          “Last year, across 15 different regional Agrii trials, Bamford was the overall highest yielding wheat in both our treated and untreated categories, and, given that 2023 was a bad Septoria year, I think those results reflect well on its score of 6.7 – the best Septoria rating for any Group 3. That’s what growers and agronomists should remember as they study this year’s trial plots” he concludes.

Russell Frost, Seed Manager at COFCO International UK, believes the market has been searching for a new, true Group 3 wheat for some years now and that the arrival of Bamford is very timely, if a little overdue.

             Russell says” Not only is Bamford the best Group 3 soft wheat since the halcyon days of Consort and Riband in the 1990’s, its arguably the best winter wheat on the current RL, regardless of classification.

          “Its strong disease profile, backed by a very high untreated yield, is an eye-opener, and, as the industry inevitably moves towards greater sustainability and less reliance on agrochemical inputs, I’d argue Bamford’s agronomic credentials look strong enough to deal with that sea change.

    “If I’m talking to a feed wheat grower this Summer who hasn’t yet considered Bamford for Autumn drilling, I’d simply say grow Bamford as it’s the equal highest yielding winter wheat variety in the UK, it offers you multiple market opportunities to achieve a premium and comes with fewer risks and question marks than many other varieties on the current RL.

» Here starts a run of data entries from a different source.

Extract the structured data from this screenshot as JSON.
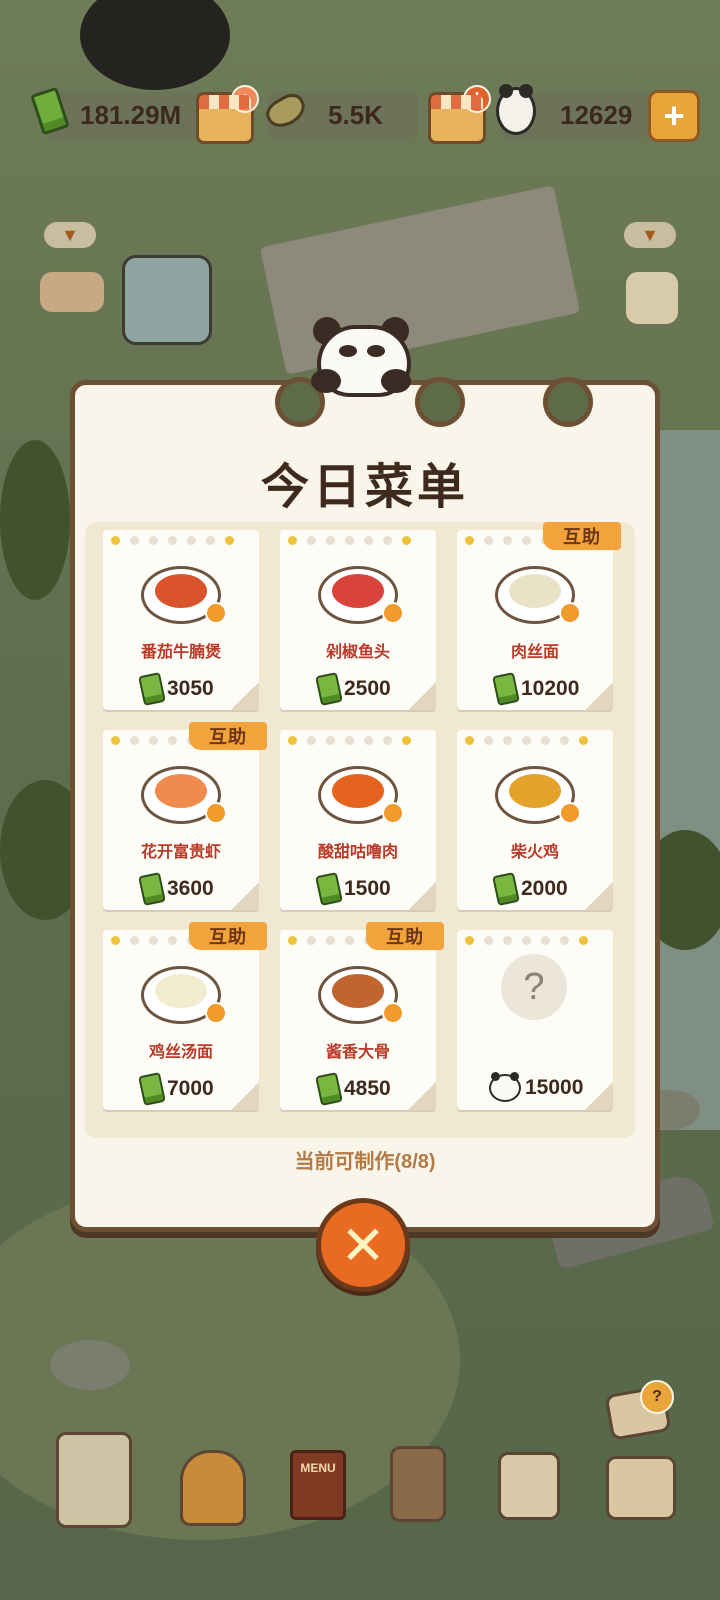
{
  "resources": {
    "bamboo_amount": "181.29M",
    "bamboo_shoot_amount": "5.5K",
    "panda_coin_amount": "12629",
    "shop1_badge": "+",
    "shop2_badge": "!",
    "add_label": "+"
  },
  "menu": {
    "title": "今日菜单",
    "status_text": "当前可制作(8/8)",
    "help_tag": "互助",
    "close_label": "✕",
    "dishes": [
      {
        "name": "番茄牛腩煲",
        "price": "3050",
        "tag": "",
        "food_color": "#d9532b"
      },
      {
        "name": "剁椒鱼头",
        "price": "2500",
        "tag": "",
        "food_color": "#d8443a"
      },
      {
        "name": "肉丝面",
        "price": "10200",
        "tag": "互助",
        "food_color": "#e9e2c6"
      },
      {
        "name": "花开富贵虾",
        "price": "3600",
        "tag": "互助",
        "food_color": "#f08a4d"
      },
      {
        "name": "酸甜咕噜肉",
        "price": "1500",
        "tag": "",
        "food_color": "#e4631f"
      },
      {
        "name": "柴火鸡",
        "price": "2000",
        "tag": "",
        "food_color": "#e3a22a"
      },
      {
        "name": "鸡丝汤面",
        "price": "7000",
        "tag": "互助",
        "food_color": "#f1ecd0"
      },
      {
        "name": "酱香大骨",
        "price": "4850",
        "tag": "互助",
        "food_color": "#c0652e"
      }
    ],
    "locked": {
      "symbol": "?",
      "price": "15000",
      "currency_icon": "panda-coin"
    }
  },
  "toolbar": {
    "menu_book_label": "MENU"
  }
}
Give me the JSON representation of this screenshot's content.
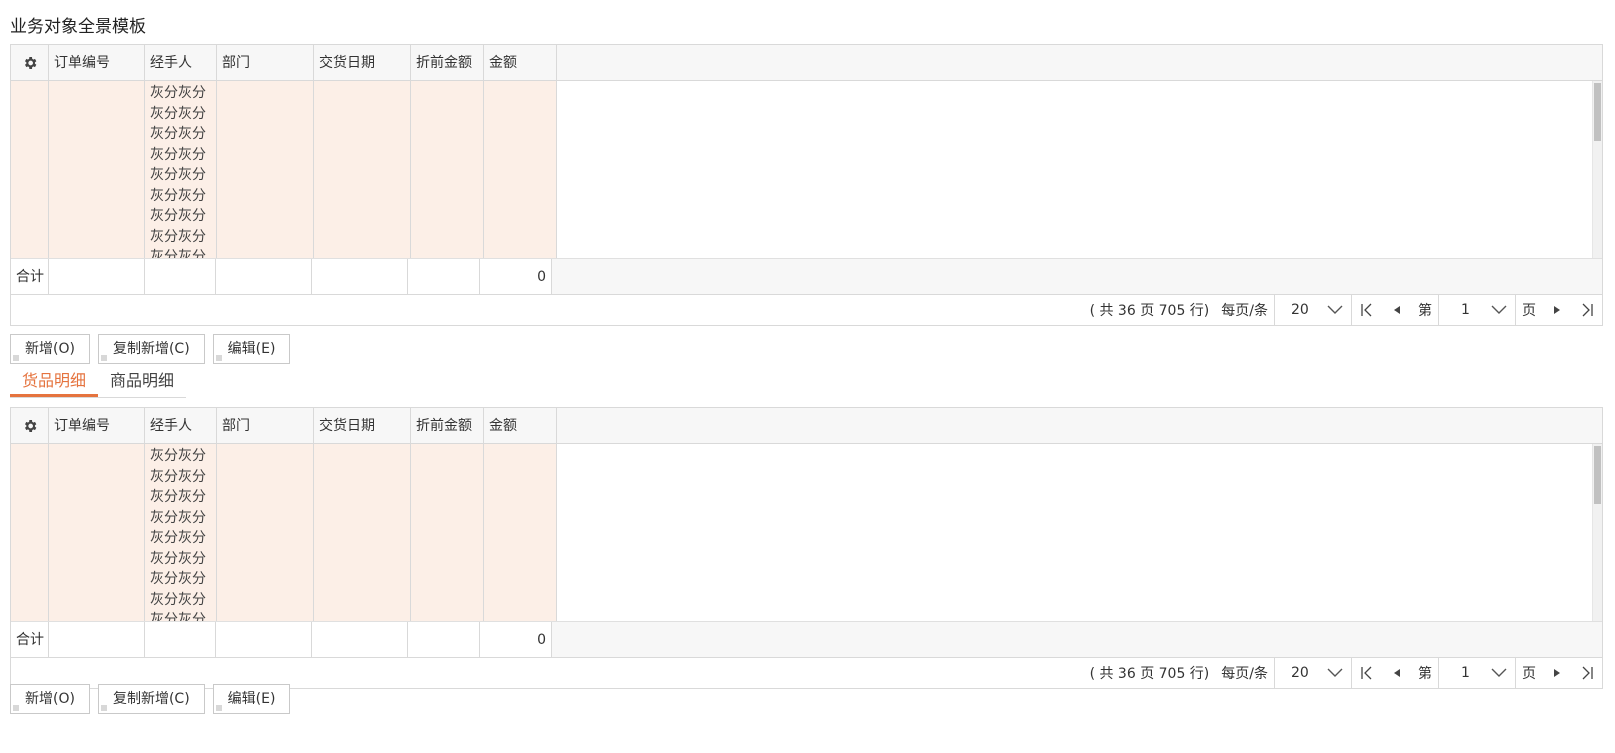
{
  "page": {
    "title": "业务对象全景模板"
  },
  "columns": [
    "订单编号",
    "经手人",
    "部门",
    "交货日期",
    "折前金额",
    "金额"
  ],
  "cell_text": "灰分灰分灰分灰分灰分灰分灰分灰分灰分灰分灰分灰分灰分灰分灰分灰分灰分灰分",
  "totals": {
    "label": "合计",
    "amount": "0"
  },
  "pager": {
    "info": "( 共 36 页 705 行)",
    "per_page_label": "每页/条",
    "per_page_value": "20",
    "page_prefix": "第",
    "page_value": "1",
    "page_suffix": "页"
  },
  "buttons": {
    "add": "新增(O)",
    "copy_add": "复制新增(C)",
    "edit": "编辑(E)"
  },
  "tabs": [
    "货品明细",
    "商品明细"
  ],
  "colors": {
    "accent": "#e5733e",
    "row_bg": "#fcefe7",
    "header_bg": "#f7f7f7",
    "border": "#d9d9d9"
  },
  "icons": {
    "settings": "gear-icon",
    "dropdown": "chevron-down-icon",
    "first": "first-page-icon",
    "prev": "prev-page-icon",
    "next": "next-page-icon",
    "last": "last-page-icon"
  }
}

       On export opportunities I’d argue that it’s a bit too early to confirm if Bamford is what the European soft wheat market wants, based on the limited grain samples sent to date, but we’ll certainly know more by next year if the 2025 harvest yields a decent surplus for export” he concludes.